▸ **REQUIREMENT**:
Print the complete set of entries exactly.

▸ **Saved data entries**:
——

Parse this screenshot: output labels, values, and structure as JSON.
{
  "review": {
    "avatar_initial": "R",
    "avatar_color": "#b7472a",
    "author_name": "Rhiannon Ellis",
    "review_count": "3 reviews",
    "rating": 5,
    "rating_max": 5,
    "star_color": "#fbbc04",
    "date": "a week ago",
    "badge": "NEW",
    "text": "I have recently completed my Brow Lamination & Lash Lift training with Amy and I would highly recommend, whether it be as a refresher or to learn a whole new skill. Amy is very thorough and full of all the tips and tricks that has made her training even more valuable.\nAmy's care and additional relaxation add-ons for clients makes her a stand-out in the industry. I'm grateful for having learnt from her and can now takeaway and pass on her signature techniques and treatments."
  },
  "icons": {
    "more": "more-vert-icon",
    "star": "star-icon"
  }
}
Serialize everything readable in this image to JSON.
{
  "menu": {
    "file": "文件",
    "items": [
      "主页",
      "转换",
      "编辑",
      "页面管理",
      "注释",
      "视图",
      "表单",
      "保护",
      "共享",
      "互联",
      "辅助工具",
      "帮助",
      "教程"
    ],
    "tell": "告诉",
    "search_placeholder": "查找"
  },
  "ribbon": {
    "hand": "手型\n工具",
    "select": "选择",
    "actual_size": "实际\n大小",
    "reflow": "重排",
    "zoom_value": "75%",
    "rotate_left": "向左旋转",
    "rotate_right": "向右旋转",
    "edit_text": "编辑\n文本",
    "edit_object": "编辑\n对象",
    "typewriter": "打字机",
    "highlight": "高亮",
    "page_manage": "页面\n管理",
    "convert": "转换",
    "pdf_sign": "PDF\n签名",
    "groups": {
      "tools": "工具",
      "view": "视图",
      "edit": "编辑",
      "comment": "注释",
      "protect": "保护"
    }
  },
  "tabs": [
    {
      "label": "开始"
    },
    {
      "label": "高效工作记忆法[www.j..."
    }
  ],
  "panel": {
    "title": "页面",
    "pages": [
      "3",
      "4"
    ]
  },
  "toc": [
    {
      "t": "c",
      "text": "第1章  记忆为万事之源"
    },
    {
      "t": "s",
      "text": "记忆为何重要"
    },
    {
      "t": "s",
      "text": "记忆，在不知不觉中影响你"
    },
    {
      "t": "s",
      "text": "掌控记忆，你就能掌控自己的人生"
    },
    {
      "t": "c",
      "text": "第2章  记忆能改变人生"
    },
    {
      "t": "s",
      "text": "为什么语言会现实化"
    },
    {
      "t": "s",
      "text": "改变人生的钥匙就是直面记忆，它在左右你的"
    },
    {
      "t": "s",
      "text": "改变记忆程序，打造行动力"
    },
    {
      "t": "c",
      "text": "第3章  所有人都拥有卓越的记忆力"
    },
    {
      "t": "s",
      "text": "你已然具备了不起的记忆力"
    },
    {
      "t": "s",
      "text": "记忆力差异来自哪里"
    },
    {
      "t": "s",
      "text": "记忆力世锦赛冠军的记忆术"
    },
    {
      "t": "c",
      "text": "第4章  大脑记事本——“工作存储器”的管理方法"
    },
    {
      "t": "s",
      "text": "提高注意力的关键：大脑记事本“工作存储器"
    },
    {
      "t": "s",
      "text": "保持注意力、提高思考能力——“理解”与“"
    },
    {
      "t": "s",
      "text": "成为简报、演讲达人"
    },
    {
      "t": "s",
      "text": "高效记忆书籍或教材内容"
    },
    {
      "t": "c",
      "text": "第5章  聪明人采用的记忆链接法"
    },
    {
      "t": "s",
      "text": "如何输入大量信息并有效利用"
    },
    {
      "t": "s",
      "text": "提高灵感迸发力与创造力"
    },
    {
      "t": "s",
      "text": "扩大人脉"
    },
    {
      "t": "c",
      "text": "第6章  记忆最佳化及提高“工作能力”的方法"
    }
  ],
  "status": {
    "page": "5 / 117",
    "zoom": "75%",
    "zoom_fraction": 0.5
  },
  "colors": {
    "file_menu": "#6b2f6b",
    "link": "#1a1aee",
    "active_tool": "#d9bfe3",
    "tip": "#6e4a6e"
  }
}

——

▸ **SOLUTION**:
Parse this screenshot: output labels, values, and structure as JSON.
{
  "review": {
    "avatar_initial": "R",
    "avatar_color": "#b7472a",
    "author_name": "Rhiannon Ellis",
    "review_count": "3 reviews",
    "rating": 5,
    "rating_max": 5,
    "star_color": "#fbbc04",
    "date": "a week ago",
    "badge": "NEW",
    "text": "I have recently completed my Brow Lamination & Lash Lift training with Amy and I would highly recommend, whether it be as a refresher or to learn a whole new skill. Amy is very thorough and full of all the tips and tricks that has made her training even more valuable.\nAmy's care and additional relaxation add-ons for clients makes her a stand-out in the industry. I'm grateful for having learnt from her and can now takeaway and pass on her signature techniques and treatments."
  },
  "icons": {
    "more": "more-vert-icon",
    "star": "star-icon"
  }
}
Serialize everything readable in this image to JSON.
{
  "menu": {
    "file": "文件",
    "items": [
      "主页",
      "转换",
      "编辑",
      "页面管理",
      "注释",
      "视图",
      "表单",
      "保护",
      "共享",
      "互联",
      "辅助工具",
      "帮助",
      "教程"
    ],
    "tell": "告诉",
    "search_placeholder": "查找"
  },
  "ribbon": {
    "hand": "手型\n工具",
    "select": "选择",
    "actual_size": "实际\n大小",
    "reflow": "重排",
    "zoom_value": "75%",
    "rotate_left": "向左旋转",
    "rotate_right": "向右旋转",
    "edit_text": "编辑\n文本",
    "edit_object": "编辑\n对象",
    "typewriter": "打字机",
    "highlight": "高亮",
    "page_manage": "页面\n管理",
    "convert": "转换",
    "pdf_sign": "PDF\n签名",
    "groups": {
      "tools": "工具",
      "view": "视图",
      "edit": "编辑",
      "comment": "注释",
      "protect": "保护"
    }
  },
  "tabs": [
    {
      "label": "开始"
    },
    {
      "label": "高效工作记忆法[www.j..."
    }
  ],
  "panel": {
    "title": "页面",
    "pages": [
      "3",
      "4"
    ]
  },
  "toc": [
    {
      "t": "c",
      "text": "第1章  记忆为万事之源"
    },
    {
      "t": "s",
      "text": "记忆为何重要"
    },
    {
      "t": "s",
      "text": "记忆，在不知不觉中影响你"
    },
    {
      "t": "s",
      "text": "掌控记忆，你就能掌控自己的人生"
    },
    {
      "t": "c",
      "text": "第2章  记忆能改变人生"
    },
    {
      "t": "s",
      "text": "为什么语言会现实化"
    },
    {
      "t": "s",
      "text": "改变人生的钥匙就是直面记忆，它在左右你的"
    },
    {
      "t": "s",
      "text": "改变记忆程序，打造行动力"
    },
    {
      "t": "c",
      "text": "第3章  所有人都拥有卓越的记忆力"
    },
    {
      "t": "s",
      "text": "你已然具备了不起的记忆力"
    },
    {
      "t": "s",
      "text": "记忆力差异来自哪里"
    },
    {
      "t": "s",
      "text": "记忆力世锦赛冠军的记忆术"
    },
    {
      "t": "c",
      "text": "第4章  大脑记事本——“工作存储器”的管理方法"
    },
    {
      "t": "s",
      "text": "提高注意力的关键：大脑记事本“工作存储器"
    },
    {
      "t": "s",
      "text": "保持注意力、提高思考能力——“理解”与“"
    },
    {
      "t": "s",
      "text": "成为简报、演讲达人"
    },
    {
      "t": "s",
      "text": "高效记忆书籍或教材内容"
    },
    {
      "t": "c",
      "text": "第5章  聪明人采用的记忆链接法"
    },
    {
      "t": "s",
      "text": "如何输入大量信息并有效利用"
    },
    {
      "t": "s",
      "text": "提高灵感迸发力与创造力"
    },
    {
      "t": "s",
      "text": "扩大人脉"
    },
    {
      "t": "c",
      "text": "第6章  记忆最佳化及提高“工作能力”的方法"
    }
  ],
  "status": {
    "page": "5 / 117",
    "zoom": "75%",
    "zoom_fraction": 0.5
  },
  "colors": {
    "file_menu": "#6b2f6b",
    "link": "#1a1aee",
    "active_tool": "#d9bfe3",
    "tip": "#6e4a6e"
  }
}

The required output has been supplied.